First the issue of West Virginia’s judicial elections process went all the way to the U.S. Supreme Court. Now a former justice of the nation’s highest court is going all the way to West Virginia to take on the issue.
Retired Justice Sandra Day O’Connor went to the mining state to urge a change in the way the judges on the state’s appellate court are selected. O’Connor, a vocal opponent of partisan judicial elections, urged state officials to follow the lead of her home state of Arizona in reforming the judicial process.
“It’s just been an excellent system,” she said of Arizona, where a commission now recommends judges to the governor for appointment. “I think we have as good a bench in the state today, as anywhere in the nation.”
O’Connor spoke at the second of three public hearings on potential changes to West Virginia’s judicial selection process, according to WVPB. That process was the subject of national attention when the U.S. Supreme Court took up the case this year in Caperton v. A. T. Massey Coal Co., which involved a West Virginia appellate judge who cast the deciding vote overturning a $50 million verdict against a company.
The judge’s ruling came after the company’s CEO gave $3 million in direct and indirect contributions to the judge’s election campaign. That amount was more than half the total spent in the campaign.

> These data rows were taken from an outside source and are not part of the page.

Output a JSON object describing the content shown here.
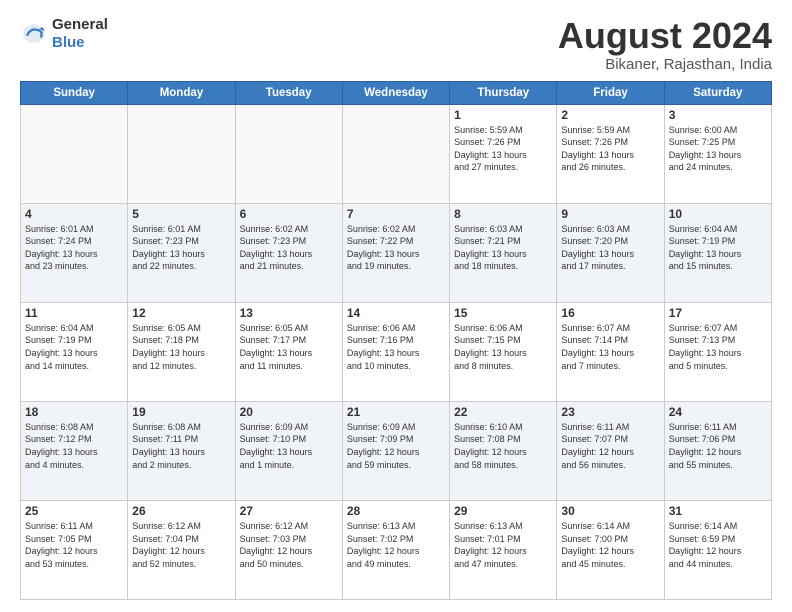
{
  "logo": {
    "text_general": "General",
    "text_blue": "Blue"
  },
  "title": {
    "month_year": "August 2024",
    "location": "Bikaner, Rajasthan, India"
  },
  "days_header": [
    "Sunday",
    "Monday",
    "Tuesday",
    "Wednesday",
    "Thursday",
    "Friday",
    "Saturday"
  ],
  "weeks": [
    [
      {
        "day": "",
        "info": ""
      },
      {
        "day": "",
        "info": ""
      },
      {
        "day": "",
        "info": ""
      },
      {
        "day": "",
        "info": ""
      },
      {
        "day": "1",
        "info": "Sunrise: 5:59 AM\nSunset: 7:26 PM\nDaylight: 13 hours\nand 27 minutes."
      },
      {
        "day": "2",
        "info": "Sunrise: 5:59 AM\nSunset: 7:26 PM\nDaylight: 13 hours\nand 26 minutes."
      },
      {
        "day": "3",
        "info": "Sunrise: 6:00 AM\nSunset: 7:25 PM\nDaylight: 13 hours\nand 24 minutes."
      }
    ],
    [
      {
        "day": "4",
        "info": "Sunrise: 6:01 AM\nSunset: 7:24 PM\nDaylight: 13 hours\nand 23 minutes."
      },
      {
        "day": "5",
        "info": "Sunrise: 6:01 AM\nSunset: 7:23 PM\nDaylight: 13 hours\nand 22 minutes."
      },
      {
        "day": "6",
        "info": "Sunrise: 6:02 AM\nSunset: 7:23 PM\nDaylight: 13 hours\nand 21 minutes."
      },
      {
        "day": "7",
        "info": "Sunrise: 6:02 AM\nSunset: 7:22 PM\nDaylight: 13 hours\nand 19 minutes."
      },
      {
        "day": "8",
        "info": "Sunrise: 6:03 AM\nSunset: 7:21 PM\nDaylight: 13 hours\nand 18 minutes."
      },
      {
        "day": "9",
        "info": "Sunrise: 6:03 AM\nSunset: 7:20 PM\nDaylight: 13 hours\nand 17 minutes."
      },
      {
        "day": "10",
        "info": "Sunrise: 6:04 AM\nSunset: 7:19 PM\nDaylight: 13 hours\nand 15 minutes."
      }
    ],
    [
      {
        "day": "11",
        "info": "Sunrise: 6:04 AM\nSunset: 7:19 PM\nDaylight: 13 hours\nand 14 minutes."
      },
      {
        "day": "12",
        "info": "Sunrise: 6:05 AM\nSunset: 7:18 PM\nDaylight: 13 hours\nand 12 minutes."
      },
      {
        "day": "13",
        "info": "Sunrise: 6:05 AM\nSunset: 7:17 PM\nDaylight: 13 hours\nand 11 minutes."
      },
      {
        "day": "14",
        "info": "Sunrise: 6:06 AM\nSunset: 7:16 PM\nDaylight: 13 hours\nand 10 minutes."
      },
      {
        "day": "15",
        "info": "Sunrise: 6:06 AM\nSunset: 7:15 PM\nDaylight: 13 hours\nand 8 minutes."
      },
      {
        "day": "16",
        "info": "Sunrise: 6:07 AM\nSunset: 7:14 PM\nDaylight: 13 hours\nand 7 minutes."
      },
      {
        "day": "17",
        "info": "Sunrise: 6:07 AM\nSunset: 7:13 PM\nDaylight: 13 hours\nand 5 minutes."
      }
    ],
    [
      {
        "day": "18",
        "info": "Sunrise: 6:08 AM\nSunset: 7:12 PM\nDaylight: 13 hours\nand 4 minutes."
      },
      {
        "day": "19",
        "info": "Sunrise: 6:08 AM\nSunset: 7:11 PM\nDaylight: 13 hours\nand 2 minutes."
      },
      {
        "day": "20",
        "info": "Sunrise: 6:09 AM\nSunset: 7:10 PM\nDaylight: 13 hours\nand 1 minute."
      },
      {
        "day": "21",
        "info": "Sunrise: 6:09 AM\nSunset: 7:09 PM\nDaylight: 12 hours\nand 59 minutes."
      },
      {
        "day": "22",
        "info": "Sunrise: 6:10 AM\nSunset: 7:08 PM\nDaylight: 12 hours\nand 58 minutes."
      },
      {
        "day": "23",
        "info": "Sunrise: 6:11 AM\nSunset: 7:07 PM\nDaylight: 12 hours\nand 56 minutes."
      },
      {
        "day": "24",
        "info": "Sunrise: 6:11 AM\nSunset: 7:06 PM\nDaylight: 12 hours\nand 55 minutes."
      }
    ],
    [
      {
        "day": "25",
        "info": "Sunrise: 6:11 AM\nSunset: 7:05 PM\nDaylight: 12 hours\nand 53 minutes."
      },
      {
        "day": "26",
        "info": "Sunrise: 6:12 AM\nSunset: 7:04 PM\nDaylight: 12 hours\nand 52 minutes."
      },
      {
        "day": "27",
        "info": "Sunrise: 6:12 AM\nSunset: 7:03 PM\nDaylight: 12 hours\nand 50 minutes."
      },
      {
        "day": "28",
        "info": "Sunrise: 6:13 AM\nSunset: 7:02 PM\nDaylight: 12 hours\nand 49 minutes."
      },
      {
        "day": "29",
        "info": "Sunrise: 6:13 AM\nSunset: 7:01 PM\nDaylight: 12 hours\nand 47 minutes."
      },
      {
        "day": "30",
        "info": "Sunrise: 6:14 AM\nSunset: 7:00 PM\nDaylight: 12 hours\nand 45 minutes."
      },
      {
        "day": "31",
        "info": "Sunrise: 6:14 AM\nSunset: 6:59 PM\nDaylight: 12 hours\nand 44 minutes."
      }
    ]
  ]
}
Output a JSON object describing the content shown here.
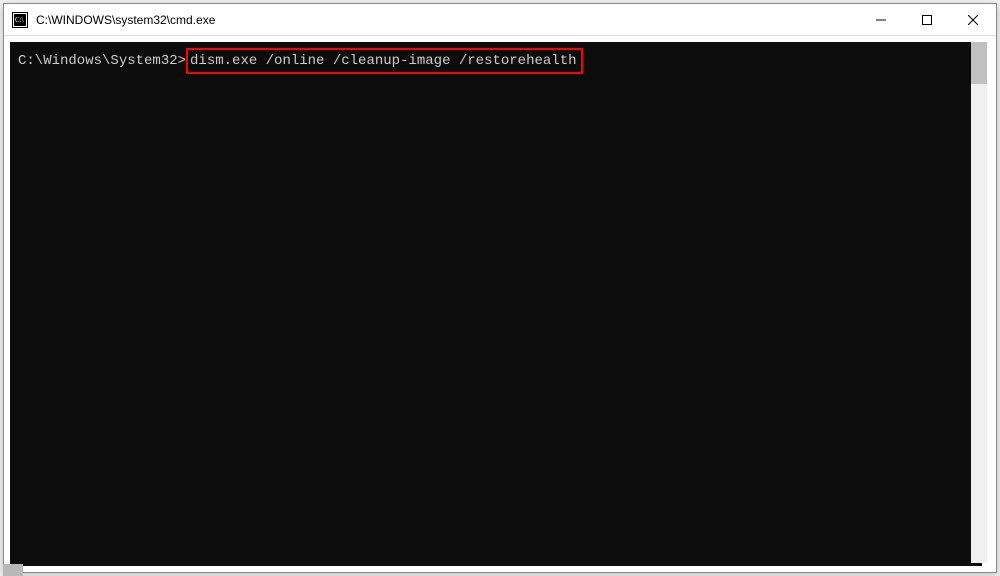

In a 5-4 decision, the Supreme Court held that the judge’s failure to recuse himself violated the Due Process Clause.